Fourier analysis is a technique to analyze music whereby the sound is decomposed into sine-wave components (also called partials). It is comprised by a mathematical addition of the more basic waves into a more complicated combined wave that represents the sound.
The reversal of Fourier analysis – the construction of complex sounds from a set of individual sine waves – is termed Fourier synthesis. Fourier synthesis involves the creation of functions from sine waves. An example of Fourier synthesis is shown in chapter 3 of the Thompson reading (p. 49), in which a square wave is created from addition of the odd harmonics of a sine wave.
It’s important to note that, in spite of Ohm’s acoustic law, we usually don’t hear the differences in the constituent waves, thus making the concept of Fourier analysis a bit difficult to understand at first. In our minds, these different sound waves fuse together and contribute to the quality known as timbre.

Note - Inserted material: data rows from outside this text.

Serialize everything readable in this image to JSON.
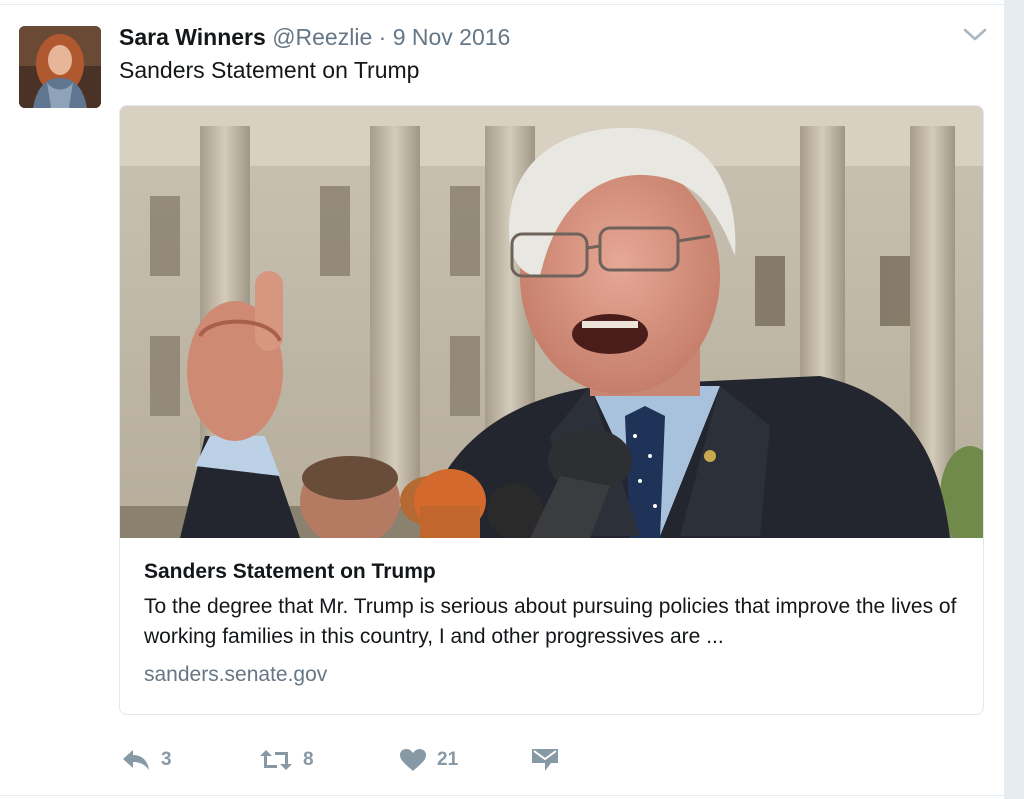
{
  "tweet": {
    "author_name": "Sara Winners",
    "username": "@Reezlie",
    "separator": "·",
    "timestamp": "9 Nov 2016",
    "text": "Sanders Statement on Trump",
    "avatar_icon": "user-avatar-photo"
  },
  "card": {
    "image_desc_icon": "card-photo",
    "title": "Sanders Statement on Trump",
    "description": "To the degree that Mr. Trump is serious about pursuing policies that improve the lives of working families in this country, I and other progressives are ...",
    "domain": "sanders.senate.gov"
  },
  "actions": {
    "reply": {
      "icon": "reply-icon",
      "count": "3"
    },
    "retweet": {
      "icon": "retweet-icon",
      "count": "8"
    },
    "like": {
      "icon": "heart-icon",
      "count": "21"
    },
    "message": {
      "icon": "direct-message-icon"
    }
  },
  "colors": {
    "text": "#14171a",
    "secondary": "#657786",
    "action_icon": "#8899a6",
    "border": "#e1e8ed"
  }
}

Fourier analysis is extremely useful in many subject areas, such as math and physics. Some applications include noise filtering and x-ray crystallography. Fourier analysis is named for the French mathematician Jean Baptiste Joseph Fourier (1768-1830).